“The first time you plant a big summer mix and it grows 10 feet tall you’ll be scared to death to plant wheat into it — but you absolutely can do it,” he says. “We have people planting their cash crop into a green cover crop and planting cover crop into a green cash crop before it’s harvested
“If you think that you’re going to add a cover crop to your rotation to add diversity and you’re going to put one species of animal out there, you may be missing out. In nature there’s a great diversity of plants and there’s a great diversity of animals.”
Deciding the Mix
Deciding what to plant in a cover mix can impact overall success. Cover crops keep the soil protected from heat, cold and rain so that it stores moisture. Not everything in the cover mix should be considered livestock fodder, as some of the plants are there to feed the soil.
“If we’re going to plant cover to graze, is it palatable? Flax is a great cover crop, but livestock won’t eat it,” Johnson notes. “Regardless of how good a cover crop species or variety is, if it’s not priced at an economical rate for your use, it doesn’t matter.
“Do you want warm- or cool-season plants, or both?
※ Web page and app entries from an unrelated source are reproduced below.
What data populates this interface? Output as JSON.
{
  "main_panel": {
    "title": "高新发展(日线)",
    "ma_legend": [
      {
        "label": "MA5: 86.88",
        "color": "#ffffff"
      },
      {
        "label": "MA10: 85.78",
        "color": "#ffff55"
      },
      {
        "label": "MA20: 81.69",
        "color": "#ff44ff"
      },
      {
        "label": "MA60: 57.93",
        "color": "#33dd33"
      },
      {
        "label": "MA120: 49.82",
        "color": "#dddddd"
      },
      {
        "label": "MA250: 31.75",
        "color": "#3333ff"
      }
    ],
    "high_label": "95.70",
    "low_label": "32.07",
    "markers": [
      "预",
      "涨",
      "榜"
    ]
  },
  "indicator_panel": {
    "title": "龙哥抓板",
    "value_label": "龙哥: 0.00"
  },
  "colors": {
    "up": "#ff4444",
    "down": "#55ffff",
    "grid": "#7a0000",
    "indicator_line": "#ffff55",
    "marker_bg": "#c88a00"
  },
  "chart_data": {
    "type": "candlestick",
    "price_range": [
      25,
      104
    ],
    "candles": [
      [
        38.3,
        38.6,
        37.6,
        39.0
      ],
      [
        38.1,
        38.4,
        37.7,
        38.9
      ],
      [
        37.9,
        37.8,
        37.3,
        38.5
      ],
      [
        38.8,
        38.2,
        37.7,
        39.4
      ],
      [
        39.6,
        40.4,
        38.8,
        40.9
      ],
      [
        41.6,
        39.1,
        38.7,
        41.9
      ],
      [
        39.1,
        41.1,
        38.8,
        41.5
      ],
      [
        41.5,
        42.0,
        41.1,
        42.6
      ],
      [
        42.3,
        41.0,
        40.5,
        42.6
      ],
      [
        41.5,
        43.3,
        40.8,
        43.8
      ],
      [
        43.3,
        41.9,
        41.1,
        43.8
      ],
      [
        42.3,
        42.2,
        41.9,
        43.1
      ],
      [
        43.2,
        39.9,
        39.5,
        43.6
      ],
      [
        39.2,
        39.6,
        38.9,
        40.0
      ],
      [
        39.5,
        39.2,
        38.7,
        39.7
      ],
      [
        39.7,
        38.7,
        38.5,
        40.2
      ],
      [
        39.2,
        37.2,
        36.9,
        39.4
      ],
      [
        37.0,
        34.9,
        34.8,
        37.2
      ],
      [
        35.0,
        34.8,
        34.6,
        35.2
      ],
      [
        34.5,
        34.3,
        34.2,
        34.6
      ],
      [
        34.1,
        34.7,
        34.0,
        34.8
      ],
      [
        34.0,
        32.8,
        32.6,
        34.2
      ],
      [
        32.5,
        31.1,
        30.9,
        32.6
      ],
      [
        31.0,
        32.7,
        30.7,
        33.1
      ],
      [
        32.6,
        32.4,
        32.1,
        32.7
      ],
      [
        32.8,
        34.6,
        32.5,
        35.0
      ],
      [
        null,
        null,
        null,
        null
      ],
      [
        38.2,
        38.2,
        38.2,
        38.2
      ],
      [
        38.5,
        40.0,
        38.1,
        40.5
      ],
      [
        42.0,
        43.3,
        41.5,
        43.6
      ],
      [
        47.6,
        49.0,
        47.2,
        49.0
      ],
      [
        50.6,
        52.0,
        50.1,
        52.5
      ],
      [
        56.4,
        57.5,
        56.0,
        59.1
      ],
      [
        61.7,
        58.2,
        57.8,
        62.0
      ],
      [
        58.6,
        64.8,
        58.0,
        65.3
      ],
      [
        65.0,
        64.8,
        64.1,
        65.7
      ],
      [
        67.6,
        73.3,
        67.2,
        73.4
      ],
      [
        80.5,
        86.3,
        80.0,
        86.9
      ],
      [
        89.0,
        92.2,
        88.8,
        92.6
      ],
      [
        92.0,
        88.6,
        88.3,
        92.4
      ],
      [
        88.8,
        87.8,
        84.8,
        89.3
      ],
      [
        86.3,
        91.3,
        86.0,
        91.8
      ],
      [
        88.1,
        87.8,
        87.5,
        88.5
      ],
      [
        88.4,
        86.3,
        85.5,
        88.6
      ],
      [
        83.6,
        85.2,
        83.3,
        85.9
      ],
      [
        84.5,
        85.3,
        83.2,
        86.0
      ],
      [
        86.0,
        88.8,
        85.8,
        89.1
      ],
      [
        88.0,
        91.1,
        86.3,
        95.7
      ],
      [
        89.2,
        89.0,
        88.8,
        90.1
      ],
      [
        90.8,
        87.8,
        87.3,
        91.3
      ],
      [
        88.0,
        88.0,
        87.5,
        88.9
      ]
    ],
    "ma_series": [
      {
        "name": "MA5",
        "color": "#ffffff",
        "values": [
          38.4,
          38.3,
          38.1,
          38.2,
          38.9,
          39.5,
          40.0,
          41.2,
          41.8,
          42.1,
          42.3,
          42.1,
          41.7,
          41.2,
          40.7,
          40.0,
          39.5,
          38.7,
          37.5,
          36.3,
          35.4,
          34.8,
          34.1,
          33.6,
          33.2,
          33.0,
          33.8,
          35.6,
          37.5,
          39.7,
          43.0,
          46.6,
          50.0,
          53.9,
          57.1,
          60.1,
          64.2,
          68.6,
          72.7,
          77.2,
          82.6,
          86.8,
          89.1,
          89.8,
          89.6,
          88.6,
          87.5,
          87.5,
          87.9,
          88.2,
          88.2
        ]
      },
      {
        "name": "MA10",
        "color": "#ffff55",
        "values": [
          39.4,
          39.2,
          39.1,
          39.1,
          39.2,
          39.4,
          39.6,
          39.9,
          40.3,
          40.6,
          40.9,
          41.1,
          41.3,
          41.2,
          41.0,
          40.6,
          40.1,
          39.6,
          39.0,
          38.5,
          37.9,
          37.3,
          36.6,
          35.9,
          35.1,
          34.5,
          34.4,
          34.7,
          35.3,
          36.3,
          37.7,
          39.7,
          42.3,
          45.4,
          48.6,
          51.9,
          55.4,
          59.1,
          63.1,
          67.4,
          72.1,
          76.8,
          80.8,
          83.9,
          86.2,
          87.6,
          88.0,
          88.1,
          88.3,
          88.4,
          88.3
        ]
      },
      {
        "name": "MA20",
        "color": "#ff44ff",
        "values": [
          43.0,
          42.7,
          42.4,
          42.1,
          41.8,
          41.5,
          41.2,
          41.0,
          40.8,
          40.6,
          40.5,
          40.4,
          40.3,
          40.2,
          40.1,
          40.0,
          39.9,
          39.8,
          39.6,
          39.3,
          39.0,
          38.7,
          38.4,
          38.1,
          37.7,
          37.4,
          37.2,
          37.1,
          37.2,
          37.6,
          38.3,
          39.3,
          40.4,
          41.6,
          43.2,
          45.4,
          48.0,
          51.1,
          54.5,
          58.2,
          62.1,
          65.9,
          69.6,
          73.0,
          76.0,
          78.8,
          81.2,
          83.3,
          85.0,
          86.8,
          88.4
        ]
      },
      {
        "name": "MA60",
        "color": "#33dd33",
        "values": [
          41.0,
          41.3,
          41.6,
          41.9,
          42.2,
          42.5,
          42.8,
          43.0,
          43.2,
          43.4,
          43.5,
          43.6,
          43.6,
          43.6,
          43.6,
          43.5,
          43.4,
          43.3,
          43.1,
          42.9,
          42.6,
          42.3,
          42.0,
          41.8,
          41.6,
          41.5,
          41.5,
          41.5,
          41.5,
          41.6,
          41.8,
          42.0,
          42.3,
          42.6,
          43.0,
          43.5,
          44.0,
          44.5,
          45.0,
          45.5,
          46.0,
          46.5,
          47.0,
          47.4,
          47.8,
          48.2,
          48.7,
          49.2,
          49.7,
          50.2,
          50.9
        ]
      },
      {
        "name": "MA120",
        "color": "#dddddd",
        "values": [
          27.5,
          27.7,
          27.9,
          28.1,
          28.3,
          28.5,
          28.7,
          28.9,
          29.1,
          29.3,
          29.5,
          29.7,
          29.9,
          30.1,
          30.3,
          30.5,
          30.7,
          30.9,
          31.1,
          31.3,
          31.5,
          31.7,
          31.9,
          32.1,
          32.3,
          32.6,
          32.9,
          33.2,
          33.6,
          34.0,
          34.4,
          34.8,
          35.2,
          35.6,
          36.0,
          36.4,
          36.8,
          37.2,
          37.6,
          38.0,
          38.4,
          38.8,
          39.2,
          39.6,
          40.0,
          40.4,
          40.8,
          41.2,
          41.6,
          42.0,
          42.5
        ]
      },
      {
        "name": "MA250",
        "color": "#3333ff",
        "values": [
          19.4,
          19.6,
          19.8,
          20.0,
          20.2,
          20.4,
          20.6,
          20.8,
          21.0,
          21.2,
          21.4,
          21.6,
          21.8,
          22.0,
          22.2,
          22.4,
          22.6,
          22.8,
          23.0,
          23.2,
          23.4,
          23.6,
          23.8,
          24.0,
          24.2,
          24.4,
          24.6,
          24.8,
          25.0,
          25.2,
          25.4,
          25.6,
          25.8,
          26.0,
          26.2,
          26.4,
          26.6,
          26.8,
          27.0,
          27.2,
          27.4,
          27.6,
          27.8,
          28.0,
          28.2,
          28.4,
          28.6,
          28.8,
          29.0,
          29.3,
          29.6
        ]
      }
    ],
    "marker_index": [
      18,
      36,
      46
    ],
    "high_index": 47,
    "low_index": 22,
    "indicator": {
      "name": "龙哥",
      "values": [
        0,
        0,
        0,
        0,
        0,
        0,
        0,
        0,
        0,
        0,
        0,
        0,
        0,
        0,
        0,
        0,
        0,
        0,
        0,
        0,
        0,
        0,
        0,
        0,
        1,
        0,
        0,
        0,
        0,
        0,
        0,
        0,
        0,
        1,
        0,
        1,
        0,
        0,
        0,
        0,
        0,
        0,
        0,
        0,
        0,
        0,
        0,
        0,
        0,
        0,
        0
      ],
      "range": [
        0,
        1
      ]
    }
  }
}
Think about the height of the cover crop. The only way to tell what’s adapted on your farm is to try it on some acres. Ultimately, it doesn’t matter how great it grows and how economically you can get it planted if the livestock aren’t going to eat it. You may want to include some plants livestock don’t eat because one of your goals may be to leave residue.”
Bloat and prussic acid can be risks with some cover crops, and brassicas can have high sulfur, and that becomes a factor depending on water quality.
When choosing a mix, Johnson says, oats is palatable and suited to heavier soils, with rye well suited to light soils. Locally adapted beardless wheat varieties are available. Pearl millet likes sandy soil and brown-top millet is short season and broadly adapted.
Spring and winter peas offer vigorous seedling growth, mung beans and cowpeas are suited to dry, hot climates and clovers offer specific niche benefits.
“Okra is one of my new favorites,” Johnson says. “Cows love okra. They eat the whole plant to the ground, and if you have a little moisture in the soil it will come right back and the cattle graze it to the ground again.
“With rain, it will come back and they’ll graze it to the ground once again. Okra has probably the best taproot I can think of. If you need to do some tillage you should be looking at okra instead of steel or metal machinery.”
Staying in Business
Johnson says getting the most from grazing cover crops ultimately comes down to individual goals, resources, species selection, what producers want to do and why, and management of all of the above.
“I have worked with several producers who found that one of the big benefits of grazing cover crops is forage to take advantage of,” he says. “Oklahoma is a wheat state. In June/July/August we can get off native grass and perennial warm-season pastures, rest them, and graze these cover crops
“Producers have told me cover crops have kept them in business the past several years and allowed them to manage native pastures. What we see with a healthy no-till system and a healthy rotation including grazed cover crops is we build soil structure, and we don’t get hoof pugging in the ground any more—it usually occurs only in the transition phase.”